There is no doubt that contractors have the power to challenge an erroneous assessment of their performance on a government contract. FAR 42.1503 requires the government to issue past performance reviews in draft. Contractors are entitled to rebut any inaccuracies in the draft. Even if the government declines to make a requested change, contractors are entitled to have their comments included in the final report. Under the FAR disputes clause, contractors may submit a claim challenging a faulty past performance assessment. Denial of such a claim can be appealed to a Board of Contract Appeals or the United States Court of Federal Claims.
Of course getting a court decision reversing a poor past performance assessment presents a number of hurdles. One such hurdle is the requirement that a contractor submit a “claim” and that the contracting officer issue a final decision denying it. Without a claim and a final decision or sufficient passage of time to establish a “deemed denial,” there would be no jurisdiction allowing a Board or the Court to consider a contractor challenge to a poor past performance assessment.

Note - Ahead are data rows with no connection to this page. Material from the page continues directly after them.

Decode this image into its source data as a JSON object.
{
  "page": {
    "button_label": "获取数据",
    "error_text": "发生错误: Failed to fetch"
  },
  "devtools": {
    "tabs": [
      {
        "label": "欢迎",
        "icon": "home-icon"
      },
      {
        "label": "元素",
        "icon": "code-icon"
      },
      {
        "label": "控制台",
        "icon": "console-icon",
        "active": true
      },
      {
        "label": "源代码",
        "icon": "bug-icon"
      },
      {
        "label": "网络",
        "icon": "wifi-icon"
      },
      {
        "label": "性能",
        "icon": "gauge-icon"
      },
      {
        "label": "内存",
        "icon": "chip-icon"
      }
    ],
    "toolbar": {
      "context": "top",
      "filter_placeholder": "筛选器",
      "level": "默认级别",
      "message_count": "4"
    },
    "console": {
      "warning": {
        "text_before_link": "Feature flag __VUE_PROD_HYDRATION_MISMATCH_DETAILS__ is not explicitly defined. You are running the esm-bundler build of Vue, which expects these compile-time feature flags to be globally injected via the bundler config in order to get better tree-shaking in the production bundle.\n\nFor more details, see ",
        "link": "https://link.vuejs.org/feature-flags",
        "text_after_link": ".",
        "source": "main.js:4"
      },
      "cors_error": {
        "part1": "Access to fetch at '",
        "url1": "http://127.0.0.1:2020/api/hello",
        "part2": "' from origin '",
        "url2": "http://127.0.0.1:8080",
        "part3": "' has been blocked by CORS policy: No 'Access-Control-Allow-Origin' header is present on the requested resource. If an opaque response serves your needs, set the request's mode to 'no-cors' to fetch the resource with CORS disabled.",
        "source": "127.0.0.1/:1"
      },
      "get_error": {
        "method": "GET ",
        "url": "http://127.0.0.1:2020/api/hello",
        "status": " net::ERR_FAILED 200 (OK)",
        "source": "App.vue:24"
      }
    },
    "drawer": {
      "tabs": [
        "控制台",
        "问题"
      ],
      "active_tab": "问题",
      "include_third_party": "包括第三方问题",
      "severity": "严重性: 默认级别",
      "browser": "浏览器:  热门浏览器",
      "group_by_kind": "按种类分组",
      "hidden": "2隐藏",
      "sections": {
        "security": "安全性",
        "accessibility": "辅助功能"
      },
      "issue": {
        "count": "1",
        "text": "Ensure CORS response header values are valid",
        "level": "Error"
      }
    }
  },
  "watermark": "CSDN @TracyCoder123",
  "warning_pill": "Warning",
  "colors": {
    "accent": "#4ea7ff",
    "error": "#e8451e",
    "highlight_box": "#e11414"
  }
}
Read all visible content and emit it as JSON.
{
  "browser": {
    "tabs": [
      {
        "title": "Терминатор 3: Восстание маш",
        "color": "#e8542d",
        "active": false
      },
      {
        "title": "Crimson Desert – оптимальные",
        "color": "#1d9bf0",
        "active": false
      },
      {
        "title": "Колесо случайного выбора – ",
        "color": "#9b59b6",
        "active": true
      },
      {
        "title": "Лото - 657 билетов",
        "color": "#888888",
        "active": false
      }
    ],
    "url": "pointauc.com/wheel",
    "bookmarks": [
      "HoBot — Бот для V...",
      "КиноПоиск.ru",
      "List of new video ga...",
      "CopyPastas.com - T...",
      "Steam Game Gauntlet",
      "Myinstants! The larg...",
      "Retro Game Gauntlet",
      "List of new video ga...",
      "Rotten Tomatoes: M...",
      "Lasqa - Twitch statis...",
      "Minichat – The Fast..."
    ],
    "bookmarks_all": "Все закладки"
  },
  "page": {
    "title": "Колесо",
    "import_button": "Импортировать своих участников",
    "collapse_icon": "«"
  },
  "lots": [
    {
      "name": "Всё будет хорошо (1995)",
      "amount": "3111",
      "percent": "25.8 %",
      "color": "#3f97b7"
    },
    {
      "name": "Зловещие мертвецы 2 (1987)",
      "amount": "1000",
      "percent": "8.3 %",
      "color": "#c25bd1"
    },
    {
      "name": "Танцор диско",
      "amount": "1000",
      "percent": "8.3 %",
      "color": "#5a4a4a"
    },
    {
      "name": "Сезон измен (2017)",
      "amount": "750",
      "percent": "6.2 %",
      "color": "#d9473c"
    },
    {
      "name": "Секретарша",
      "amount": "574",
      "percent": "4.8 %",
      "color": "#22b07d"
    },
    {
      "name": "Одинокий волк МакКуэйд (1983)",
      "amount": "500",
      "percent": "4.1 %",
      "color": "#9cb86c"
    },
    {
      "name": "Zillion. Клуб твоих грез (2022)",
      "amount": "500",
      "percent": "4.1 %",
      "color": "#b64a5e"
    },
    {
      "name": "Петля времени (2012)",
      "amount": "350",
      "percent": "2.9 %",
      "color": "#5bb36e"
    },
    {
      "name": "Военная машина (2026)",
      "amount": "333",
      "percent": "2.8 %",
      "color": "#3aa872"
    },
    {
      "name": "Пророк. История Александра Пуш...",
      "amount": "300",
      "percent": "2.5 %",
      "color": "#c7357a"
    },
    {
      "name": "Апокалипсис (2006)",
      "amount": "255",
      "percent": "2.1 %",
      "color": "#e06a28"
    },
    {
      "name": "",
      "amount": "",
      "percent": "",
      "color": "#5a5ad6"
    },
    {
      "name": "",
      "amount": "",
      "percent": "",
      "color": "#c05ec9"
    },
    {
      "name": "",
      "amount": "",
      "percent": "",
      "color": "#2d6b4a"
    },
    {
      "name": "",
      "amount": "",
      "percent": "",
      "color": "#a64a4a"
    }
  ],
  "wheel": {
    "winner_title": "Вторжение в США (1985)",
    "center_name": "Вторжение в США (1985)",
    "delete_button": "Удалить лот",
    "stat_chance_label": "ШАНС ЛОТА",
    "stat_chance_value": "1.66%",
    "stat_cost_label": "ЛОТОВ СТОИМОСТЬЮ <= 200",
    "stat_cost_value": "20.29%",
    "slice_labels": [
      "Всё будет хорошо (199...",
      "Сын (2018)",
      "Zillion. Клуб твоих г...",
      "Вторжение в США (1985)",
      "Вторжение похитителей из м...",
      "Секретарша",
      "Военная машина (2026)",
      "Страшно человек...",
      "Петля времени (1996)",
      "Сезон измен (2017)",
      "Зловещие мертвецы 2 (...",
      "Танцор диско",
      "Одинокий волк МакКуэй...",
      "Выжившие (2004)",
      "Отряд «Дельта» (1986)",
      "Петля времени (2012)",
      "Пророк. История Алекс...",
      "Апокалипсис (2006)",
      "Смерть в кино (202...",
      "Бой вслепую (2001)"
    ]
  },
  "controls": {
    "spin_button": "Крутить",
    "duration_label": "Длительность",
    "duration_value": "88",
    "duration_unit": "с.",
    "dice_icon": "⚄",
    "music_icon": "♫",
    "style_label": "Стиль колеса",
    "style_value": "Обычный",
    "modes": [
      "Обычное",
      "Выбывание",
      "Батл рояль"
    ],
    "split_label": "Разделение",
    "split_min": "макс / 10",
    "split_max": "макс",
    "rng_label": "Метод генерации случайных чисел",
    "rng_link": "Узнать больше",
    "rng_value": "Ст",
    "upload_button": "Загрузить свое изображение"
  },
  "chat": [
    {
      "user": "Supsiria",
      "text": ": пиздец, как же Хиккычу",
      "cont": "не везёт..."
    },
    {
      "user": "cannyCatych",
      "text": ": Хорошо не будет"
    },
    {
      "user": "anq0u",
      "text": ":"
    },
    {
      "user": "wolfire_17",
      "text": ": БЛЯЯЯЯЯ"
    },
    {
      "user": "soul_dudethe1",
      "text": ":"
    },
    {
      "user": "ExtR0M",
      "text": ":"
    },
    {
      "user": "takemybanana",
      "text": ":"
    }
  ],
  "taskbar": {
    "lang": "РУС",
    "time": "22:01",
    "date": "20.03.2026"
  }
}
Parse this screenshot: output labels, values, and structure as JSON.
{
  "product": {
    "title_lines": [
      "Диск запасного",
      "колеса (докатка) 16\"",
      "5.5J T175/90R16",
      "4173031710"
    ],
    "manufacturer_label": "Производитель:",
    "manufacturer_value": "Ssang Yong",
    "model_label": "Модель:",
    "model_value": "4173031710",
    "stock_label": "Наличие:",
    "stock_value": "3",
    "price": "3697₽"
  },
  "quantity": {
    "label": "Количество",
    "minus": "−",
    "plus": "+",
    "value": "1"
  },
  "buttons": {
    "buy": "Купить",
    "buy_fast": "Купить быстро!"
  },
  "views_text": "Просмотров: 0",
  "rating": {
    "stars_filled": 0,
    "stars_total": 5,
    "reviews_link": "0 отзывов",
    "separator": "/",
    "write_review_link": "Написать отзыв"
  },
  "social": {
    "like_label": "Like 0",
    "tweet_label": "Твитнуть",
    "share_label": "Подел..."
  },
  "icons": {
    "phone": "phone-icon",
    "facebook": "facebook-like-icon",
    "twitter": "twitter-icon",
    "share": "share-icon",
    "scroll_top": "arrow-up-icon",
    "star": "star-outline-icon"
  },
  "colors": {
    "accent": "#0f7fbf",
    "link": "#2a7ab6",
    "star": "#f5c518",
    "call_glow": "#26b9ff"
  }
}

But what happens when a negative past performance assessment is linked to unresolved disputes over delays, change orders, or government backcharges? Wouldn’t a resolution in the contractor’s favor necessarily require a reassessment of the contractor’s performance? As a matter of common sense, yes. Unfortunately common sense doesn’t create Contract Disputes Act jurisdiction. The recent decision in Extreme Coatings, Inc. v. United States, No. 11-895C (Fed. Cl. Oct. 3, 2012), concludes that a claim involving affirmative contractor claims or government counterclaims does not meet the jurisdictional requirement for a claim challenging past performance.